"x x x.
With the aforesaid pleadings submitted by petitioner, together with the corresponding pleadings filed by respondent, the LA and the NLRC declared the dismissal of respondent illegal. These decisions were premised on the finding that there was an employer-employee relationship.  Nowhere in said pleadings did petitioner deny the existence of said relationship. Rather, the line of its defense impliedly admitted said relationship. The issue of illegal dismissal would have been irrelevant had there been no employer-employee relationship in the first place.
It was only in petitioner’s Petition for Certiorari before the CA did it impute liability on DFP as respondent’s direct employer and as the entity who conducted the investigation and initiated respondent’s termination proceedings. Obviously, petitioner changed its theory when it elevated the NLRC decision to the CA. The appellate court, therefore, aptly refused to consider the new theory offered by petitioner in its petition. As the object of the pleadings is to draw the lines of battle, so to speak, between the litigants, and to indicate fairly the nature of the claims or defenses of both parties, a party cannot subsequently take a position contrary to, or inconsistent, with its pleadings. It is a matter of law that when a party adopts a particular theory and the case is tried and decided upon that theory in the court below, he will not be permitted to change his theory on appeal. The case will be reviewed and decided on that theory and not approached and resolved from a different point of view.
The review of labor cases is confined to questions of jurisdiction or grave abuse of discretion.The alleged absence of employer-employee relationship cannot be raised for the first time on appeal.The resolution of this issue requires the admission and calibration of evidence and the LA and the NLRC did not pass upon it in their decisions. We cannot permit petitioner to change its theory on appeal. It would be unfair to the adverse party who would have no more opportunity to present further evidence, material to the new theory, which it could have done had it been aware earlier of the new theory before the LA and the NLRC. More so in this case as the supposed employer of respondent which is DFP was not and is not a party to the present case.
In Pamplona Plantation Company v. Acosta, petitioner therein raised for the first time in its appeal to the NLRC that respondents therein were not its employees but of another company. In brushing aside this defense, the Court held:
x x x Petitioner is estopped from denying that respondents worked for it. In the first place, it never raised this defense in the proceedings before the Labor Arbiter.
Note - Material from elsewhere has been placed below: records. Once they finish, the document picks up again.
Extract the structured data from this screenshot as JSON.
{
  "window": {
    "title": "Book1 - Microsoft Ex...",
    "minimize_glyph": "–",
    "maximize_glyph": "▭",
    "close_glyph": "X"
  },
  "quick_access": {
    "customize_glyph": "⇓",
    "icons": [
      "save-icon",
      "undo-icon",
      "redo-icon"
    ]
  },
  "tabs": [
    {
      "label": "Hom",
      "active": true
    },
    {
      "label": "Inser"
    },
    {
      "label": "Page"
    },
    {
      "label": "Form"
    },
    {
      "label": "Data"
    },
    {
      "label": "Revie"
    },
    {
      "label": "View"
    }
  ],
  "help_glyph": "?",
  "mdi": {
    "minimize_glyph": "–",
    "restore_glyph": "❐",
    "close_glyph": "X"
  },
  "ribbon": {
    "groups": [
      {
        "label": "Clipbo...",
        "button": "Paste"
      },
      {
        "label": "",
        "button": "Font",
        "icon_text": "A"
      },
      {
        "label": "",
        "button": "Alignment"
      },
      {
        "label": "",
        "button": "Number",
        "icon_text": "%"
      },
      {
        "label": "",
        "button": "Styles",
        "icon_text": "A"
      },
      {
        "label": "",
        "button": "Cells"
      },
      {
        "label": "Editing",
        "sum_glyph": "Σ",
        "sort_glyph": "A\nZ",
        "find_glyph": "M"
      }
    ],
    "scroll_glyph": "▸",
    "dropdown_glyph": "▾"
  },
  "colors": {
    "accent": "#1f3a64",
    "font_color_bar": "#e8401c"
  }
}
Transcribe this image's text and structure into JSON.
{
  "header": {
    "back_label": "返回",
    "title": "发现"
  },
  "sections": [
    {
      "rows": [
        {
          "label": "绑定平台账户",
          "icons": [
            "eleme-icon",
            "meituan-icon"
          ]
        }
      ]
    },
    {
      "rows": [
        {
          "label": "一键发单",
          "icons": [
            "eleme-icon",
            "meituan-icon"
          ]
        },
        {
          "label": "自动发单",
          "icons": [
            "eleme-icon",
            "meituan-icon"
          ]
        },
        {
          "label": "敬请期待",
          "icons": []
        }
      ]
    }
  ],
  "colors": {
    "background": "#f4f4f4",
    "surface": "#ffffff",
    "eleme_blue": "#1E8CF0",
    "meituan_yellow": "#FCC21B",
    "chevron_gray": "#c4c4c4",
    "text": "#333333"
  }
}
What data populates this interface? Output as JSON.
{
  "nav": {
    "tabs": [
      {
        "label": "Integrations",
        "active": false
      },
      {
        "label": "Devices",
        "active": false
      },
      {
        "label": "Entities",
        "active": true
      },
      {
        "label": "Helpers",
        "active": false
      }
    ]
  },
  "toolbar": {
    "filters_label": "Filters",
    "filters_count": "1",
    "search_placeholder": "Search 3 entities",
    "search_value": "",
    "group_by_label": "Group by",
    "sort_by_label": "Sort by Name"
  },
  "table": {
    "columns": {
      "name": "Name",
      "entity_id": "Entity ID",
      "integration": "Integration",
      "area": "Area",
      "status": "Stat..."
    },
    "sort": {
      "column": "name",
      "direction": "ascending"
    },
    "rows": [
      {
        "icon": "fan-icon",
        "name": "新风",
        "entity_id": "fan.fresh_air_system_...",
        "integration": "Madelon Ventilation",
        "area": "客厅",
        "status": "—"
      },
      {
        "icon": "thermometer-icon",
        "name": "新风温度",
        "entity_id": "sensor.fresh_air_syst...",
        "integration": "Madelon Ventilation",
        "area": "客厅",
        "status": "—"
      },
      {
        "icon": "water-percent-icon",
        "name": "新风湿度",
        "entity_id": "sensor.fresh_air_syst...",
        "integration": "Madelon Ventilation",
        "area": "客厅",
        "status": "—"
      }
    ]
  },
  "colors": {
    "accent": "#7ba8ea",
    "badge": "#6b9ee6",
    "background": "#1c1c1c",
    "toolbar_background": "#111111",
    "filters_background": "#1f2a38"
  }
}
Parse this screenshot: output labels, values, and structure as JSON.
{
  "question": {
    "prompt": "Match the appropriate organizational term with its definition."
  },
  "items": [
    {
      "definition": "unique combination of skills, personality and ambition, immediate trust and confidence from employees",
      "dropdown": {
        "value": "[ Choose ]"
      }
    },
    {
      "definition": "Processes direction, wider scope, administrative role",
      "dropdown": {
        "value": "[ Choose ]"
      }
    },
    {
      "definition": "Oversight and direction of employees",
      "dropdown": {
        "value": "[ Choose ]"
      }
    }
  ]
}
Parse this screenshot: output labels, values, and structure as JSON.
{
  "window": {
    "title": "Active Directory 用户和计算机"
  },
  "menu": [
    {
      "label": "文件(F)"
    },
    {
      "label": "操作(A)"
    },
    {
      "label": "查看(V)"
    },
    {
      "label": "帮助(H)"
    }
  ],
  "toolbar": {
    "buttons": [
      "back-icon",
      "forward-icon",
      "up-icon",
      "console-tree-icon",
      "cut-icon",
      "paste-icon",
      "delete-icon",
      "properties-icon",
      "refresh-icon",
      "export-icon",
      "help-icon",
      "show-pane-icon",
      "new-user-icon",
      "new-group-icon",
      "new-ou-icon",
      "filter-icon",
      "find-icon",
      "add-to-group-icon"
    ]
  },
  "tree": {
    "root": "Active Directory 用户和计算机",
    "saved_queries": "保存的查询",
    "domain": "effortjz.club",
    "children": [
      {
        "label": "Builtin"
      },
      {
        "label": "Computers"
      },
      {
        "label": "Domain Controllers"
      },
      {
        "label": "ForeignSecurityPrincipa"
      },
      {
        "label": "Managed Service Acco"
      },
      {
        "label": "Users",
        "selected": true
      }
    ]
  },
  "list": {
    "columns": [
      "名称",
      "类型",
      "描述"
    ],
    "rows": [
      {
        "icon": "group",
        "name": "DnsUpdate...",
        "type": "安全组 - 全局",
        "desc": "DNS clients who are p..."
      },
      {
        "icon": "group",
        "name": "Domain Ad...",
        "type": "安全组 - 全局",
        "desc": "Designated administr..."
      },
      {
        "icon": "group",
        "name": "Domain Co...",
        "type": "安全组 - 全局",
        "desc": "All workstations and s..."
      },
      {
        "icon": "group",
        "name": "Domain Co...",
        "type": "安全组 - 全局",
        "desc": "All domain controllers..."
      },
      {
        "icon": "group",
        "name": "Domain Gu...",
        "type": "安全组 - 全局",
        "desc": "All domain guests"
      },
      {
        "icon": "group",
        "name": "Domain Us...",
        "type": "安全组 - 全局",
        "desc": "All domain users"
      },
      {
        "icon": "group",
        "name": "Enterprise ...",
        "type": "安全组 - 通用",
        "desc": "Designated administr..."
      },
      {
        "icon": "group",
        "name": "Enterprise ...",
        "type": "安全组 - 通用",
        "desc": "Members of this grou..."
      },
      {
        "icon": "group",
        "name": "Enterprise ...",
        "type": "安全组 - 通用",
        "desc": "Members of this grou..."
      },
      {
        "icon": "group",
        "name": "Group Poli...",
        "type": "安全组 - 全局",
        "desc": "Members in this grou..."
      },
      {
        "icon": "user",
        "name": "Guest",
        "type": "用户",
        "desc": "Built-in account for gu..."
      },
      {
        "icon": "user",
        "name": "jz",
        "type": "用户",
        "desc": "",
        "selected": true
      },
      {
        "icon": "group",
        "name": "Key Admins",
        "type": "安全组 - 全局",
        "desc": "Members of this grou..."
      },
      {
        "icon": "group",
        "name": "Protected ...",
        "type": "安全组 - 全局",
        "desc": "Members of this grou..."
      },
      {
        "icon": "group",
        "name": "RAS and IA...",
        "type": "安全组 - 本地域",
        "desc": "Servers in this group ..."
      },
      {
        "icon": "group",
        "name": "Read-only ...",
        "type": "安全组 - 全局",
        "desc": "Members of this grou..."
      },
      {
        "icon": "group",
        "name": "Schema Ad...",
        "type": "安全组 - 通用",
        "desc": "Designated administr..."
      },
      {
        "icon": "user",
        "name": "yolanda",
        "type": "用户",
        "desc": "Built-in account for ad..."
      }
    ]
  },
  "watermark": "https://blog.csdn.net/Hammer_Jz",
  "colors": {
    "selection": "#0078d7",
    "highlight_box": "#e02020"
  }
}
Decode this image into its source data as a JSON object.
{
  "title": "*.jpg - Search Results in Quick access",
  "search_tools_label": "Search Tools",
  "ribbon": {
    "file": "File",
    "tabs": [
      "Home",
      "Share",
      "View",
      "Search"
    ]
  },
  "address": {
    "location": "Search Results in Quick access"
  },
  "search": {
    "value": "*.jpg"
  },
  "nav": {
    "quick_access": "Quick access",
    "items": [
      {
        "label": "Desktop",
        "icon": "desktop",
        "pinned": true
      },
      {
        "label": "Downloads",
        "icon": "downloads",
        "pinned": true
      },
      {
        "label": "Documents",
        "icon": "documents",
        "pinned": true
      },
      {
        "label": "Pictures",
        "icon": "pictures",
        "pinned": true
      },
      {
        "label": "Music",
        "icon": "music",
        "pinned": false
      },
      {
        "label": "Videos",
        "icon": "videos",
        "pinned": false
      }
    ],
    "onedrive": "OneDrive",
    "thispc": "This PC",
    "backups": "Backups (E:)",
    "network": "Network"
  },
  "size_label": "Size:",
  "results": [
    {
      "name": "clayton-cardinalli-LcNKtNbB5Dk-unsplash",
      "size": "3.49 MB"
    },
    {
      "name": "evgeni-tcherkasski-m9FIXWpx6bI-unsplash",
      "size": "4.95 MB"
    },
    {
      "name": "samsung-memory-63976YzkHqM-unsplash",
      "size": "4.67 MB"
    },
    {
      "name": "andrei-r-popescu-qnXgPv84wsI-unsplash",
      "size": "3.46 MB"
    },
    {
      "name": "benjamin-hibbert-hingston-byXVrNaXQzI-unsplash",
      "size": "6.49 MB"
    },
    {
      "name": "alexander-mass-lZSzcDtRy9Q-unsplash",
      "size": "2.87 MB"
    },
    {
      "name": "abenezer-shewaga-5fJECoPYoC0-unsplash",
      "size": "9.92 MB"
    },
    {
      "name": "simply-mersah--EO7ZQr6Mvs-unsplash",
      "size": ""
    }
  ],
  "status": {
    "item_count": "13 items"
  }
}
Notably, the defense it raised pertained to the nature of respondents’ employment, i.e., whether they are seasonal employees, contractors, or worked under thepakyaw system. Thus, in its Position Paper, petitioner alleged that some of the respondents are coconut filers and copra hookers or sakadors; some are seasonal employees who worked as scoopers or lugiteros; some are contractors; and some worked under the pakyaw system. In support of these allegations, petitioner even presented the company’s payroll which will allegedly prove its allegations.
By setting forth these defenses, petitioner, in effect, admitted that respondents worked for it, albeit in different capacities. Such allegations are negative pregnant – denials pregnant with the admission of the substantial facts in the pleading responded to which are not squarely denied, and amounts to an acknowledgment that respondents were indeed employed by petitioner.  (Emphasis supplied.)
Also in Telephone Engineering & Service Co., Inc. v. WCC, et al., the Court held that the lack of employer-employee relationship is a matter of defense that the employer should properly raise in the proceedings below. The determination of this relationship involves a finding of fact, which is conclusive and binding and not subject to review by this Court.
In this case, petitioner insisted that respondent was dismissed from employment for cause and after the observance of the proper procedure for termination. Consequently, petitioner cannot now deny that respondent is its employee. While indeed, jurisdiction cannot be conferred by acts or omission of the parties, petitioner’s belated denial that it is the employer of respondent is obviously an afterthought, a devise to defeat the law and evade its obligations.
It is a fundamental rule of procedure that higher courts are precluded from entertaining matters neither alleged in the pleadings nor raised during the proceedings below, but ventilated for the first time only in a motion for reconsideration or on appeal. Petitioner is bound by its submissions that respondent is its employee and it should not be permitted to change its theory. Such change of theory cannot be tolerated on appeal, not due to the strict application of procedural rules, but as a matter of fairness.
As to the legality of respondent’s dismissal, it is well settled that under Rule 45 of the Rules of Court, only questions of law may be raised, the reason being that this Court is not a trier of facts, and it is not for this Court to reexamine and reevaluate the evidence on record. Findings of fact and conclusions of the Labor Arbiter as well as those of the NLRC or, for that matter, any other adjudicative body which can be considered as a trier of facts on specific matters within its field of expertise, should be considered as binding and conclusive upon the appellate courts.
x x x."